Cyclone Owen is rapidly gaining strength in the Gulf of Carpentaria and could pack wind gusts of 200km/h when it crosses the Queensland coast.
Forecasters expect Owen to be a category three cyclone when it crosses a remote part of the Queensland coast, likely on Friday.
Communities between Karumba to Pormpuraaw, on the western side of Cape York Peninsula, are on alert for the possibility of a direct hit.
Owen is currently a category two sitting very close to the Northern Territory coastline, between Port Roper and Port McArthur.
It's expected to change direction and head back towards the Queensland coast later on Thursday before making landfall on Friday and continuing across the peninsula towards the state's east coast.

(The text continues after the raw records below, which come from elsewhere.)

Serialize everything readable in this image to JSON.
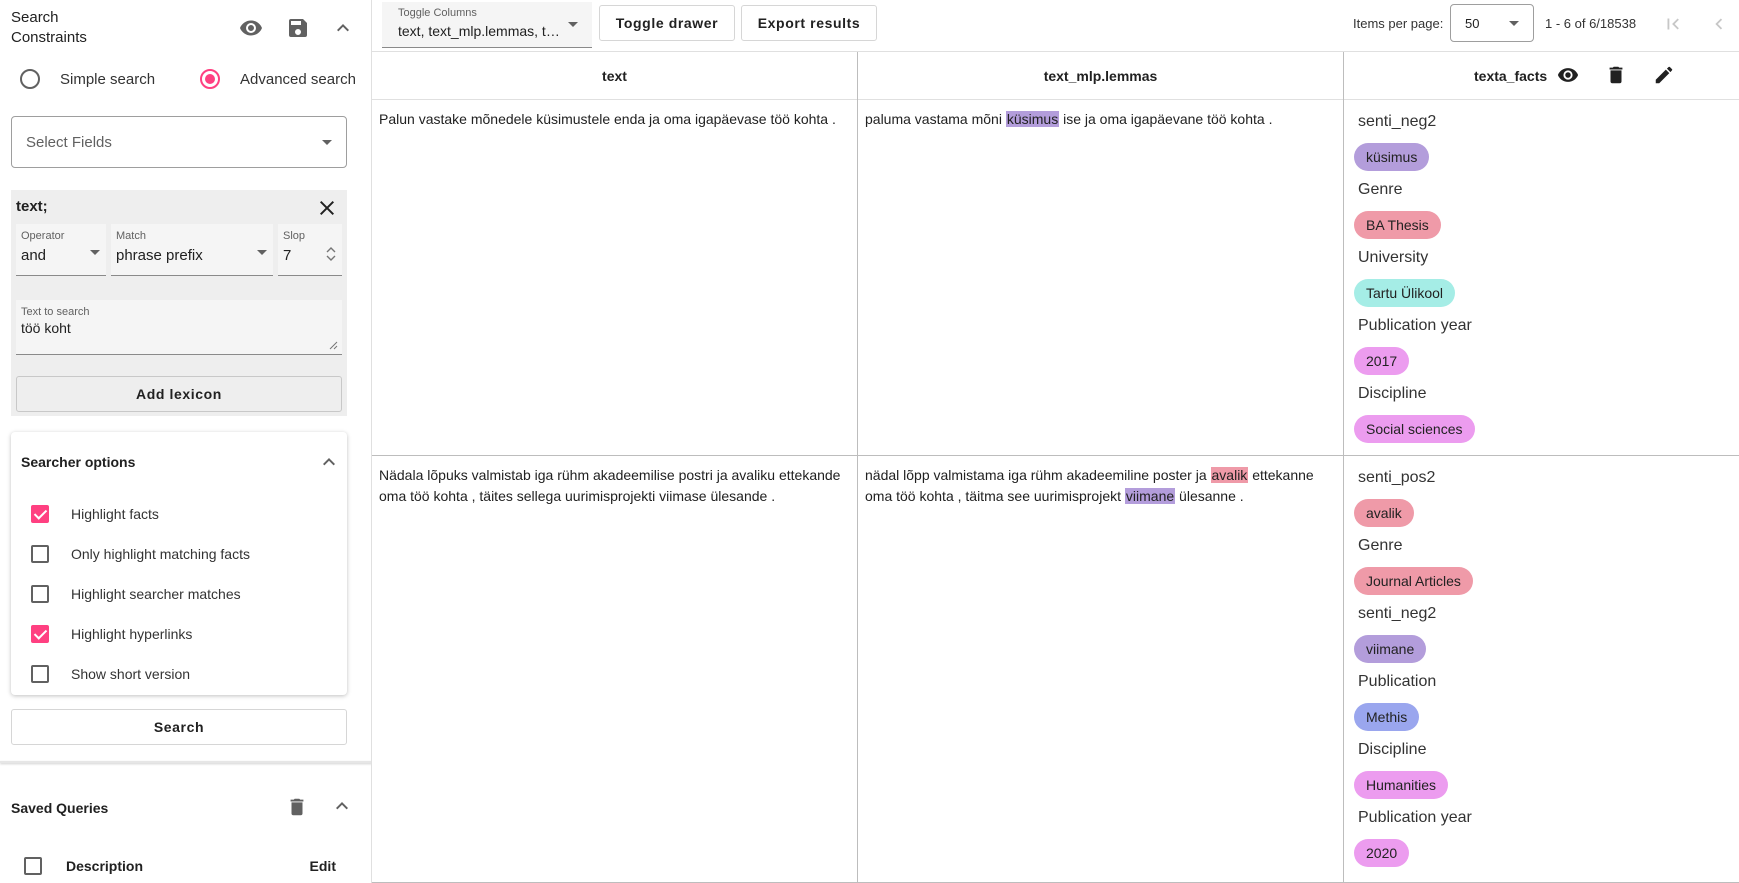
{
  "drawer": {
    "title": "Search Constraints",
    "search_mode": {
      "simple_label": "Simple search",
      "advanced_label": "Advanced search",
      "selected": "advanced"
    },
    "select_fields_placeholder": "Select Fields",
    "constraint": {
      "title": "text;",
      "operator_label": "Operator",
      "operator_value": "and",
      "match_label": "Match",
      "match_value": "phrase prefix",
      "slop_label": "Slop",
      "slop_value": "7",
      "text_label": "Text to search",
      "text_value": "töö koht",
      "add_lexicon_label": "Add lexicon"
    },
    "searcher_options": {
      "title": "Searcher options",
      "items": [
        {
          "label": "Highlight facts",
          "checked": true
        },
        {
          "label": "Only highlight matching facts",
          "checked": false
        },
        {
          "label": "Highlight searcher matches",
          "checked": false
        },
        {
          "label": "Highlight hyperlinks",
          "checked": true
        },
        {
          "label": "Show short version",
          "checked": false
        }
      ]
    },
    "search_button_label": "Search",
    "saved_queries": {
      "title": "Saved Queries",
      "col_description": "Description",
      "col_edit": "Edit"
    }
  },
  "toolbar": {
    "toggle_columns_label": "Toggle Columns",
    "toggle_columns_value": "text, text_mlp.lemmas, texta_facts",
    "toggle_drawer_label": "Toggle drawer",
    "export_results_label": "Export results",
    "items_per_page_label": "Items per page:",
    "items_per_page_value": "50",
    "range_label": "1 - 6 of 6/18538"
  },
  "colors": {
    "accent": "#ff4081",
    "chip_purple": "#b39ddb",
    "chip_pink": "#ef9aa8",
    "chip_cyan": "#a5ede6",
    "chip_magenta": "#ec9cef",
    "chip_blue": "#9aa6ee"
  },
  "table": {
    "columns": [
      "text",
      "text_mlp.lemmas",
      "texta_facts"
    ],
    "rows": [
      {
        "text": "Palun vastake mõnedele küsimustele enda ja oma igapäevase töö kohta .",
        "lemmas": [
          {
            "t": "paluma vastama mõni ",
            "hl": null
          },
          {
            "t": "küsimus",
            "hl": "#b39ddb"
          },
          {
            "t": " ise ja oma igapäevane töö kohta .",
            "hl": null
          }
        ],
        "facts": [
          {
            "name": "senti_neg2",
            "value": "küsimus",
            "color": "#b39ddb"
          },
          {
            "name": "Genre",
            "value": "BA Thesis",
            "color": "#ef9aa8"
          },
          {
            "name": "University",
            "value": "Tartu Ülikool",
            "color": "#a5ede6"
          },
          {
            "name": "Publication year",
            "value": "2017",
            "color": "#ec9cef"
          },
          {
            "name": "Discipline",
            "value": "Social sciences",
            "color": "#ec9cef"
          }
        ]
      },
      {
        "text": "Nädala lõpuks valmistab iga rühm akadeemilise postri ja avaliku ettekande oma töö kohta , täites sellega uurimisprojekti viimase ülesande .",
        "lemmas": [
          {
            "t": "nädal lõpp valmistama iga rühm akadeemiline poster ja ",
            "hl": null
          },
          {
            "t": "avalik",
            "hl": "#ef9aa8"
          },
          {
            "t": " ettekanne oma töö kohta , täitma see uurimisprojekt ",
            "hl": null
          },
          {
            "t": "viimane",
            "hl": "#b39ddb"
          },
          {
            "t": " ülesanne .",
            "hl": null
          }
        ],
        "facts": [
          {
            "name": "senti_pos2",
            "value": "avalik",
            "color": "#ef9aa8"
          },
          {
            "name": "Genre",
            "value": "Journal Articles",
            "color": "#ef9aa8"
          },
          {
            "name": "senti_neg2",
            "value": "viimane",
            "color": "#b39ddb"
          },
          {
            "name": "Publication",
            "value": "Methis",
            "color": "#9aa6ee"
          },
          {
            "name": "Discipline",
            "value": "Humanities",
            "color": "#ec9cef"
          },
          {
            "name": "Publication year",
            "value": "2020",
            "color": "#ec9cef"
          }
        ]
      }
    ]
  },
  "icons": {
    "visibility": "eye-icon",
    "save": "save-icon",
    "collapse": "chevron-up-icon",
    "close": "close-icon",
    "trash": "trash-icon",
    "edit": "pencil-icon",
    "first_page": "first-page-icon",
    "prev_page": "chevron-left-icon"
  }
}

The cyclone could dump 300 to 400mm of rain on parts of the Cape York Peninsula.
But east coast communities could also see very heavy rainfall over the weekend.
Bureau of Meteorology forecaster James Taylor said Owen could be dragged southward, along Queensland's east coast, with the help of a low pressure system expected to develop over Victoria.

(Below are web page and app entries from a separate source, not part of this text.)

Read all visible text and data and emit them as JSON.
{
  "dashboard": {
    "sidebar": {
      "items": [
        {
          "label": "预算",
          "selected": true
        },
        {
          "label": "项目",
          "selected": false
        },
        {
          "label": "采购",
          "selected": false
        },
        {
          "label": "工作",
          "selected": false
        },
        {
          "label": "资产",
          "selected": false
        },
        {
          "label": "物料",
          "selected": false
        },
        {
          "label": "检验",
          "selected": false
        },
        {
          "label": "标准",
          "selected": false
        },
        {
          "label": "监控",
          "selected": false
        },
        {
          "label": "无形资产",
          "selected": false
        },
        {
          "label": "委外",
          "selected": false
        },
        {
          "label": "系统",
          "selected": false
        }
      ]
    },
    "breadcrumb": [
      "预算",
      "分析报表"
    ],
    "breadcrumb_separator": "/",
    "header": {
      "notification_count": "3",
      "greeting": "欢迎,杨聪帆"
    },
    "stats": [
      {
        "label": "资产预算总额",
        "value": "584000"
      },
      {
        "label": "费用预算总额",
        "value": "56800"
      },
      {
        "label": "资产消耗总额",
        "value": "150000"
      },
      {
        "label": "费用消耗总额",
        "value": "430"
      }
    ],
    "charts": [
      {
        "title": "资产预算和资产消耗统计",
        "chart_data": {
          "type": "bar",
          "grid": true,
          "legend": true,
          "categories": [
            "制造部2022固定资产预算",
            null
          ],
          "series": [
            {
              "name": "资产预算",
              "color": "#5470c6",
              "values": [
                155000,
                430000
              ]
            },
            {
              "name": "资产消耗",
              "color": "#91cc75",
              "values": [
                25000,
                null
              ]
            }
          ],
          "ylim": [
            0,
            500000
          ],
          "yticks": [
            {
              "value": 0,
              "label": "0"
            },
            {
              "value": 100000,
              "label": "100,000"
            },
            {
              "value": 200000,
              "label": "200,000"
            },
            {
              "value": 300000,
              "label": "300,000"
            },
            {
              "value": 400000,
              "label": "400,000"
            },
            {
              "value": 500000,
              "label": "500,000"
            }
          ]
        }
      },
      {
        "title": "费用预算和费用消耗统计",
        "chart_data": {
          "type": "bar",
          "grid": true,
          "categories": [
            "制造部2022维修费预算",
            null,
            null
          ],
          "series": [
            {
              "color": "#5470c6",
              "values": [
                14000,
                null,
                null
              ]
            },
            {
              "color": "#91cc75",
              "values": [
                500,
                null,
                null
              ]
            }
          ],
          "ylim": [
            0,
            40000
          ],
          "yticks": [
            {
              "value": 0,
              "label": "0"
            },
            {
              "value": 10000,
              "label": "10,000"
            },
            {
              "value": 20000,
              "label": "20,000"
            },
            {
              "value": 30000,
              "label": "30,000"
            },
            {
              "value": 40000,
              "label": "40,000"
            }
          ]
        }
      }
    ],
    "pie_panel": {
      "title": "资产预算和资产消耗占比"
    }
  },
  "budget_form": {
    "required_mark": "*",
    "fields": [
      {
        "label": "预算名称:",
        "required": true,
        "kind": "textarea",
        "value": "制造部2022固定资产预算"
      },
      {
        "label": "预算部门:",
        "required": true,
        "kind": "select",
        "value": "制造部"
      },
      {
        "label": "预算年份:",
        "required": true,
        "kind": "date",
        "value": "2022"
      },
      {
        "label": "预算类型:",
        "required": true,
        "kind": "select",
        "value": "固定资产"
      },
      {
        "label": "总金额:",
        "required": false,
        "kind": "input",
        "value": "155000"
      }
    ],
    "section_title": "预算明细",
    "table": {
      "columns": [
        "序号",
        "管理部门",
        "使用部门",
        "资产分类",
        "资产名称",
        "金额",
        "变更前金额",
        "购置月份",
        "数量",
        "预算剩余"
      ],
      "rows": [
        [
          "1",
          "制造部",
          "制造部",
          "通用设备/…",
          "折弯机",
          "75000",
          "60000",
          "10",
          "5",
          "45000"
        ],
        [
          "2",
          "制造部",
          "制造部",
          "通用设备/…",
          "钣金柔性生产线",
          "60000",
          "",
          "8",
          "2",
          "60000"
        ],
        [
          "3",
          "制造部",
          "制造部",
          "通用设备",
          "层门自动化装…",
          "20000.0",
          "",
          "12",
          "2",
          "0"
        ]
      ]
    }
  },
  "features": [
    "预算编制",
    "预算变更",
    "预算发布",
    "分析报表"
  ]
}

"It'll be the upper trough that develops the low over southeastern Victoria that drags Tropical Cyclone Owen towards the east, and probably southeastward, over the weekend," he told ABC radio.

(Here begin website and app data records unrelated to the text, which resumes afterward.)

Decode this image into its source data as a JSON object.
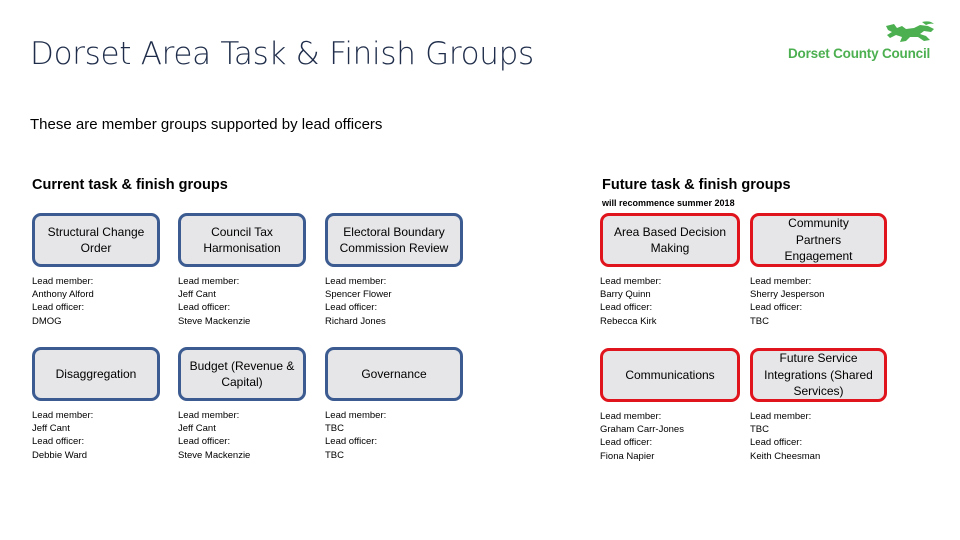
{
  "header": {
    "title": "Dorset Area Task & Finish Groups",
    "logo_text": "Dorset County Council",
    "logo_icon": "heraldic-lion-icon",
    "logo_color": "#4caf50"
  },
  "subtitle": "These are member groups supported by lead officers",
  "labels": {
    "lead_member": "Lead member:",
    "lead_officer": "Lead officer:"
  },
  "current": {
    "heading": "Current task & finish groups",
    "border_color": "#3b5b91",
    "groups": [
      {
        "name": "Structural Change Order",
        "lead_member": "Anthony Alford",
        "lead_officer": "DMOG"
      },
      {
        "name": "Council Tax Harmonisation",
        "lead_member": "Jeff Cant",
        "lead_officer": "Steve Mackenzie"
      },
      {
        "name": "Electoral Boundary Commission Review",
        "lead_member": "Spencer Flower",
        "lead_officer": "Richard Jones"
      },
      {
        "name": "Disaggregation",
        "lead_member": "Jeff Cant",
        "lead_officer": "Debbie Ward"
      },
      {
        "name": "Budget (Revenue & Capital)",
        "lead_member": "Jeff Cant",
        "lead_officer": "Steve Mackenzie"
      },
      {
        "name": "Governance",
        "lead_member": "TBC",
        "lead_officer": "TBC"
      }
    ]
  },
  "future": {
    "heading": "Future task & finish groups",
    "note": "will recommence summer 2018",
    "border_color": "#e0141c",
    "groups": [
      {
        "name": "Area Based Decision Making",
        "lead_member": "Barry Quinn",
        "lead_officer": "Rebecca Kirk"
      },
      {
        "name": "Community Partners Engagement",
        "lead_member": "Sherry Jesperson",
        "lead_officer": "TBC"
      },
      {
        "name": "Communications",
        "lead_member": "Graham Carr-Jones",
        "lead_officer": "Fiona Napier"
      },
      {
        "name": "Future Service Integrations (Shared Services)",
        "lead_member": "TBC",
        "lead_officer": "Keith Cheesman"
      }
    ]
  }
}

"That creates a potential threat for large parts of the eastern Queensland coast, particular from flash flooding."
Mr Taylor said Owen could do what Cyclone Oswald did in 2013, and track south along Queensland's east coast, bringing driving rain with it.
"Is there potential for that to happen with this cyclone? Yes. But we won't be able to be certain about it probably until Friday afternoon, when we know were Owen is in relation to that upper trough."
Australian Associated Press